## WHAT TO DO
State the number of lines in the listing that contain "name". No further words are expected.

******

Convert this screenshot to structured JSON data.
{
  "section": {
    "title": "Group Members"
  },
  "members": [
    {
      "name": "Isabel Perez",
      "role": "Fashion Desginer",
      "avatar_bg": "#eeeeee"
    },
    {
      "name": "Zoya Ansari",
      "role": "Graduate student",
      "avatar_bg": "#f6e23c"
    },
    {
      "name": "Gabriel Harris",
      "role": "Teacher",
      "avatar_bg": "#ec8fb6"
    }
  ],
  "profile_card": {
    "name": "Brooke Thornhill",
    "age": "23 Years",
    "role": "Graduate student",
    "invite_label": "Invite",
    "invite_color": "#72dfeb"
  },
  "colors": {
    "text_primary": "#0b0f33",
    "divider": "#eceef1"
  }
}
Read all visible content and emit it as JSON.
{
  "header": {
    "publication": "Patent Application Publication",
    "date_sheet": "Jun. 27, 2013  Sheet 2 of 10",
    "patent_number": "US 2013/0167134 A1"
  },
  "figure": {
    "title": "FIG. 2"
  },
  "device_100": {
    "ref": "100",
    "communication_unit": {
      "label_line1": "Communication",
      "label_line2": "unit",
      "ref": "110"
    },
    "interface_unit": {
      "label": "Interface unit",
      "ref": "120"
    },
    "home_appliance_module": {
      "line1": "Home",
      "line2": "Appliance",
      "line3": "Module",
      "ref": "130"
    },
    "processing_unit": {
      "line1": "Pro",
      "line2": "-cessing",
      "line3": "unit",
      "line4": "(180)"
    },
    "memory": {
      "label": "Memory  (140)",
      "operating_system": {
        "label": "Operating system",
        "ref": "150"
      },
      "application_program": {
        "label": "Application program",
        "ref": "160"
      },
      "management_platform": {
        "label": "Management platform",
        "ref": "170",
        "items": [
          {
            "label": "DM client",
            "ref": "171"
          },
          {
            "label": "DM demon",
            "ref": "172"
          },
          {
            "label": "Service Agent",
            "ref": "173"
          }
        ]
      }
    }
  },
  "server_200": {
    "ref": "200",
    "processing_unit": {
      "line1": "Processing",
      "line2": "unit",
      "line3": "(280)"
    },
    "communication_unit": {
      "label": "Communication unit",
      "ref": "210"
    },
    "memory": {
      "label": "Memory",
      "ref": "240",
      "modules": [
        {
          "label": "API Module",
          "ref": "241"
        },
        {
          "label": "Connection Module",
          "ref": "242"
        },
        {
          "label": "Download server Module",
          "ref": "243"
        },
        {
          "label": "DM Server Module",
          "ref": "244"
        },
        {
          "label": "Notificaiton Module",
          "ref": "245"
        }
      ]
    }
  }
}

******

## COMPLETED EXERCISE
4